Overhead paging was the next technology that RCI got into after telephone systems. It was a natural outgrowth. Many existing customers wanted to be able to page through their phones.
Since then, we’ve gotten into several other IT services, including computers and surveillance systems. But, in the meantime, paging’s popularity has somewhat fallen by the wayside.
However, for businesses that do need overhead paging, it’s typically essential to their day-to-day operations. And for those businesses, we’ve continued to offer the installation and maintenance of these sound systems.
Why Use Overhead Paging?
With the ubiquity of cell phones and lower prices of VOIP systems, paging might seem less relevant now. But there are situations where paging just makes more sense.
Some businesses have announcements that need to reach many people in real time. For example, an announcement can be relevant to the whole building, a particular department, or perhaps management-level employees.

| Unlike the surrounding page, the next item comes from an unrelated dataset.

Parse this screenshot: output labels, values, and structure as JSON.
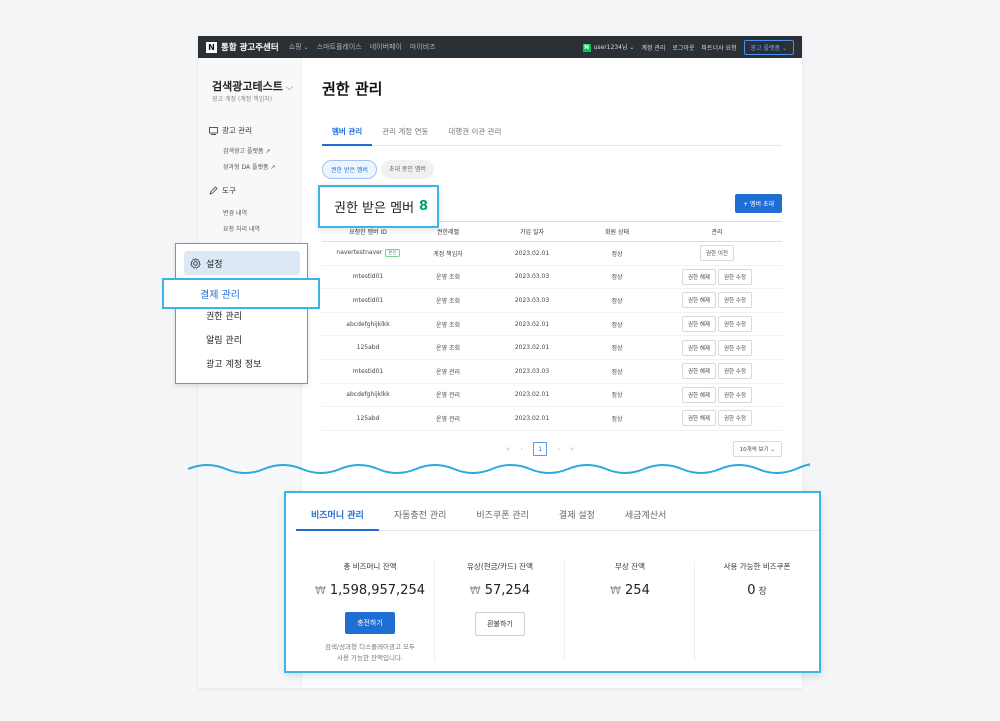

Other times, a specific individual needs to be reached, and you don’t know in which part of the building that individual currently is. While you can call a cell, when you are doing a high volume of announcements daily, calling employee cell phone numbers is not the most convenient or efficient method for locating employees.
Who Uses Overhead Paging?
Some of the most common businesses that use paging systems are in the retail and medical field.
Retail Sound Systems
If you’ve ever shopped at any physical location, you’ve probably been in the presence of a retail sound system. Retail establishments typically like to have some music playing to provide ambiance.
The music makes people more comfortable, less self-conscious, and more likely to linger. But sometimes, you’ll notice that music gets interrupted by an announcement or a code. Sample announcements might include, “Someone from hardware to the front, please,” or “Cleanup on aisle seven.”
Both of these announcements have something in common. They don’t require a specific person to address them, but they must be addressed promptly. That’s the most common retail use of overhead paging systems.
Medical and Nursing Home Use
Medical facilities and nursing homes are the other most common fields that use overhead paging systems. What they have in common with retail is that their needs are pressing and often don’t need to be addressed by a specific individual but by someone with a particular skill set.
Nursing homes typically have constant announcements going on throughout the day. Needs are constant, and so is change. Keeping employees appraised of the current situation is paramount.
In recent years, the nursing profession has had a shortage of new people entering the field. When fewer people have to cover the same workload, efficiency is a must. Paging systems are easy to use, relay information quickly, and don’t require fumbling for a specific number or extension, or worse, trying to track a person down who could be anywhere in the building.
Nursing Home Clients
RCI has several nursing home clients, and many have multiple locations. So while we don’t seek out customers more than three hours away, we have customers who like to have the same customer service and skill they’ve come to expect from RCI to service all their locations, even those in Northern Virginia, Virginia Beach, or out of state.
When we get multi-location clients, we are happy to oblige that request.
Common Problem, Unique Solution
Recently, one of our northern Virginia nursing home clients had a part failure in one of their paging systems. It was a common enough wear issue that we were able to diagnose it over the phone and get the part ordered right away.
When the part arrived at RCI, it was Friday. The nursing home had gone without paging for a few days, and it was naturally running their people ragged with extra trips.
They didn’t ask us to come over the weekend, but we knew they needed the part immediately.
That said, the hardworking RCI techs also have had more work to do than we’ve had hours to do it. They’d had a lot of overtime and frankly needed some rest. So when we recently had their paging problem, we took a unique approach to solve it.
Road Trip Like A Boss
We got them the part that weekend. It’s not out of the question for RCI techs to work on the weekend. They get extra for it.
But this time was different. This time it was the boss.
John Whitcomb felt the technicians needed a little R & R, so he made a weekend of it. He and his wife Pat took a day trip to DC, had a good meal, and solved the nursing home’s overhead paging problem.
They were extremely grateful and a little surprised that the boss had driven a whole day to fix their problem. But at RCI, we put customer service first. Besides, John always enjoyed road trips.